The Ocelot is a wild feline
The name "ocelot" comes from the Nahuatlword ōcēlōtl (pronounced [oːˈseːloːt͡ɬ]), which generally refers to the jaguar rather than the ocelot. Another possible origin for the name is the Latin ocellatus ("having little eyes" or "marked with eye-like spots"), in reference to the cat's spotted coat.
Other vernacular names for the ocelot include cunagaro (Venezuela), gato onza (Argentina), gato tigre (Panama), heitigrikati (Suriname), jaguatirica (Brazil), manigordo (Costa Rica, Panama and Venezuela), maracaja (Brazil), mathuntori, ocelote, onsa, pumillo, tiger cat(Belize), tigrecillo (Bolivia) and tigrillo(Colombia, Ecuador, Guatemala and Peru).
Like most animals in Minecraft, the term ‘Ocelot’ was taken from the original etymology and reciprocated in-game.
The ocelot's fur is extensively marked with solid black markings on a creamy, tawny, yellowish, reddish gray or gray background color. The spots on the head and limbs are small, but markings on the back, cheeks and flanks are open or closed bands and stripes. A few dark stripes run straight from the back of the neck up to the tip of the tail. Its neck and undersides are white, the insides of the legs are marked with a few horizontal streaks. Its round ears are marked with a bright white spot. Adult, sexually mature Ocelots are 60 by 70 cm, making them average sized, thin and quick animals. Baby Ocelots tend to be 0.35 by 0.3 cm, making them around half the size of their adult counterparts.
Ocelots have 28 to 30 teeth, with the dental formula 3.1.2–3.13.1.
Distribution and Habitat
Ocelots are only found in jungles, up to an elevation of around 10 metres due to their habit of climbing trees. A late 2019 study in the Southern Jungle Biome showed that it prefers habitats with good availability of prey and water, and tends to avoid other predators. It favors areas with dense forest cover and water sources, far from roads and human settlement, avoiding steep slopes and highly elevated areas due to lack of prey. Ocelots will also occasionally enter villages, due to a fair amount of chickens and prey there, but will shy away from villagers. Ocelots co-exist with Pandas, Parrots and Chickens, the latter of whom are their primary target for prey, and will tend to avoid any other mob, sometimes this range will include other Ocelots themselves.
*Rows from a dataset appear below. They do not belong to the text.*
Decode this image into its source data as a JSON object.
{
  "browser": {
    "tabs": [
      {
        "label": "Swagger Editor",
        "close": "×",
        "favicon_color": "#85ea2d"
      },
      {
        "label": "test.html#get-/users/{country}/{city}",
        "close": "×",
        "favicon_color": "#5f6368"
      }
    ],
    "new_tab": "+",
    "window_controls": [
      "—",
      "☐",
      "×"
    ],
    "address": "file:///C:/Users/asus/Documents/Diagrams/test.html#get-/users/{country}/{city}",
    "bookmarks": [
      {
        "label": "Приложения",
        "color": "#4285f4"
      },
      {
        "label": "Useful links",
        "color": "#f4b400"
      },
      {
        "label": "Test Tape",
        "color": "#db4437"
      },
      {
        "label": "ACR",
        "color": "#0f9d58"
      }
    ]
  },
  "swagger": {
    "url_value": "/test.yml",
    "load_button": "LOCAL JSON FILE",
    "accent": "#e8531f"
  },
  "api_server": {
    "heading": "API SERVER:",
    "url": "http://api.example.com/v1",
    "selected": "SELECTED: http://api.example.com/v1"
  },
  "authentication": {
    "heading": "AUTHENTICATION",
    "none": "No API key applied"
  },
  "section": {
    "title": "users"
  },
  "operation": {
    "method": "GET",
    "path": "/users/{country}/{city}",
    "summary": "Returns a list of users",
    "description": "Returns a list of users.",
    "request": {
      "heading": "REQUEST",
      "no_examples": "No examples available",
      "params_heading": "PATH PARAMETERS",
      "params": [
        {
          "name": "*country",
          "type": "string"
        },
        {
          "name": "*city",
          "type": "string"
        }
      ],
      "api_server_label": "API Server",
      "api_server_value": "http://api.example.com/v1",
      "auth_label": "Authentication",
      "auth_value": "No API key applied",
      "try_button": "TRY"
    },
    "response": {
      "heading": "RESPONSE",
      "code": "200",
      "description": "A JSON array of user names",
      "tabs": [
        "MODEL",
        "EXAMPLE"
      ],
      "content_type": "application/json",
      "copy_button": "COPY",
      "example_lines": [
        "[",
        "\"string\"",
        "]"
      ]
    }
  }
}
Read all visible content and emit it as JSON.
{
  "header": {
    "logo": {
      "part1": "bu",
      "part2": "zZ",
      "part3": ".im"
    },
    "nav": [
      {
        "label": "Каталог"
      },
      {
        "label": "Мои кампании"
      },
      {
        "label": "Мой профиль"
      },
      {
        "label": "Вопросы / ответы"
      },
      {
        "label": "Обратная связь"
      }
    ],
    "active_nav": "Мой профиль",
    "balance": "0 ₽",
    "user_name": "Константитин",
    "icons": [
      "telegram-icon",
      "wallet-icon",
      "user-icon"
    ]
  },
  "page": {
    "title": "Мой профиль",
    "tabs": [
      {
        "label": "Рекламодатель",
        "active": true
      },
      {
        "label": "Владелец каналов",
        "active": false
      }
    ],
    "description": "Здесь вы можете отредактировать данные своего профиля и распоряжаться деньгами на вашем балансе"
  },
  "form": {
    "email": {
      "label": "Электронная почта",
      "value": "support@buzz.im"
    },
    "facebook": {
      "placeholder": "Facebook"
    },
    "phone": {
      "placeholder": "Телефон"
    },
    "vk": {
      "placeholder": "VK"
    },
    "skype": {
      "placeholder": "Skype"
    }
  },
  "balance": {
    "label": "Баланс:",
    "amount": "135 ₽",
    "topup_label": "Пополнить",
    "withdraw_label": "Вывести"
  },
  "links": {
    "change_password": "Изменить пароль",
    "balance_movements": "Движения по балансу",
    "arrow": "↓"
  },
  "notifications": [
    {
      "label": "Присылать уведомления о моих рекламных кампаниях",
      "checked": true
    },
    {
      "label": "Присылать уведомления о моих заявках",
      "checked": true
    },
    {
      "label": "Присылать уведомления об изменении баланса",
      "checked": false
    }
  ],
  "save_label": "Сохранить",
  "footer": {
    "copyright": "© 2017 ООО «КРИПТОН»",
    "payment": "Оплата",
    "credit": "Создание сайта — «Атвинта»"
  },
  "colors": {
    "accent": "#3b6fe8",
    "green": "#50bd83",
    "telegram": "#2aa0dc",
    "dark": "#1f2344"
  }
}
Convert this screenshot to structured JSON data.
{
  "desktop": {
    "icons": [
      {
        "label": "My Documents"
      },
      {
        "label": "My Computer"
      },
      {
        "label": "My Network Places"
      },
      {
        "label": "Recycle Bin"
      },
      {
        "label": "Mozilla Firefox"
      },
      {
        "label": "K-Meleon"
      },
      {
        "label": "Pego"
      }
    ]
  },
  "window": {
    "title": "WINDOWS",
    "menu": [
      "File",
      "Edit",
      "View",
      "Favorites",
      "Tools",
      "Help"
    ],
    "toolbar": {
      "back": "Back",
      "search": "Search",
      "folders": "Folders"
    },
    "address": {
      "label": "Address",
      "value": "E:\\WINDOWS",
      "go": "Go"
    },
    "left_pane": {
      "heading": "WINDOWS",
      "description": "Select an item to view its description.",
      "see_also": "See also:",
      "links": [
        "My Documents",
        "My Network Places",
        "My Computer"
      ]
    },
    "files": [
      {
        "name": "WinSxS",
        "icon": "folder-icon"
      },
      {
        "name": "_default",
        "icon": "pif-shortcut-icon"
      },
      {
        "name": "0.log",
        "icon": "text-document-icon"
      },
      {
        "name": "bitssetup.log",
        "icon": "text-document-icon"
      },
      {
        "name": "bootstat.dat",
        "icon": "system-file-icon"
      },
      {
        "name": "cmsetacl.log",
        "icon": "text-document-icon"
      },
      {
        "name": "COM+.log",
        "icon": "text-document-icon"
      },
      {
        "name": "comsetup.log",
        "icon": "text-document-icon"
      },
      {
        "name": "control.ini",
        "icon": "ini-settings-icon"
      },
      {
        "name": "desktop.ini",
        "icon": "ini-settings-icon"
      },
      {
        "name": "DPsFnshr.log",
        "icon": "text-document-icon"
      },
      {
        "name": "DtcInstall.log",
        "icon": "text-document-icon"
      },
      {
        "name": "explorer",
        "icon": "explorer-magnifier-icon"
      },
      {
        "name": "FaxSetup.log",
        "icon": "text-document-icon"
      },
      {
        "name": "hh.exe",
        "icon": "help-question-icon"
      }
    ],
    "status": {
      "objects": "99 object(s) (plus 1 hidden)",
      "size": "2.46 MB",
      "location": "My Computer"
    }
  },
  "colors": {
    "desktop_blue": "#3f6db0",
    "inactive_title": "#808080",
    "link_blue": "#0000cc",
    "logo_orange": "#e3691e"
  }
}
Usually, Ocelots will be seen prowling around the jungle, in search of either chickens or baby turtles to feed on. Ocelots don’t appear to be efficient climbers or swimmers, and prefer to stay within bushes or in open grass. In times of heat, Ocelots tend to find the cool areas within the more particularly bushy ones. Ocelots will shy away from human beings once approached, unless the human uses a sneak effect and approaches the Ocelot slowly, showing the Ocelot it’s submission.
Ocelots two main sources of food are Baby Turtles and Chickens. Ocelots have been observed to follow scent trails to acquire prey. They walk slowly at a speed of about 0.3 km/h (0.2 mph) searching for prey. Alternatively, an ocelot may wait for prey for 30 to 60 minutes at a certain site, and move to another walking at 0.8–1.4 km/h (0.5–0.9 mph) if unsuccessful. An ocelot typically prefers hunting in areas with vegetation cover, avoiding open areas, especially on moonlit nights, so as not to be seen by the prey. Ocelots will generally use their paws to either strangle, break or bleed out a victim, tending to kill it first before consumption.
Both male and female ocelots produce a long-range "yowl" in the mating season as well as a short-range "meow". Ocelots can mate any time during the year. A study in southern towns showed that sperm production in ocelots peaks in summer. Captive ocelots spend more time together when mating; both scent-mark extensively and eat less during this time. Breeding ocelots in captivity is often difficult.
Ocelots will live with the parent Ocelot, the one that gave birth, for the first few years of it’s life. Usually, Ocelot’s have two or more cubs. After an Ocelot is sexually mature, the parent will leave the Ocelot. Ocelot’s tend to either depart with their siblings, but some stick together and perform acts of incest, which is largely considered a survival trait they are forced to possess due to their ever-decreasing population. The next period after infancy in an Ocelot’s lifespan will involve a sexual-pubic period, in which they tend to mate with as many Ocelot’s as they can - up to 4 or 5 times before they meet sexual satisfaction. Under likely consequences, Ocelot’s will take care of 3 or more sired Ocelot cubs, and will enter a period of parenthood where the Ocelot will typically adapt to new hit wing techniques for survival. Post-parenthood, Ocelots spend the last few years of their lives continuing to hunt, drink or fulfill any previously dissatisfied sexual appetites.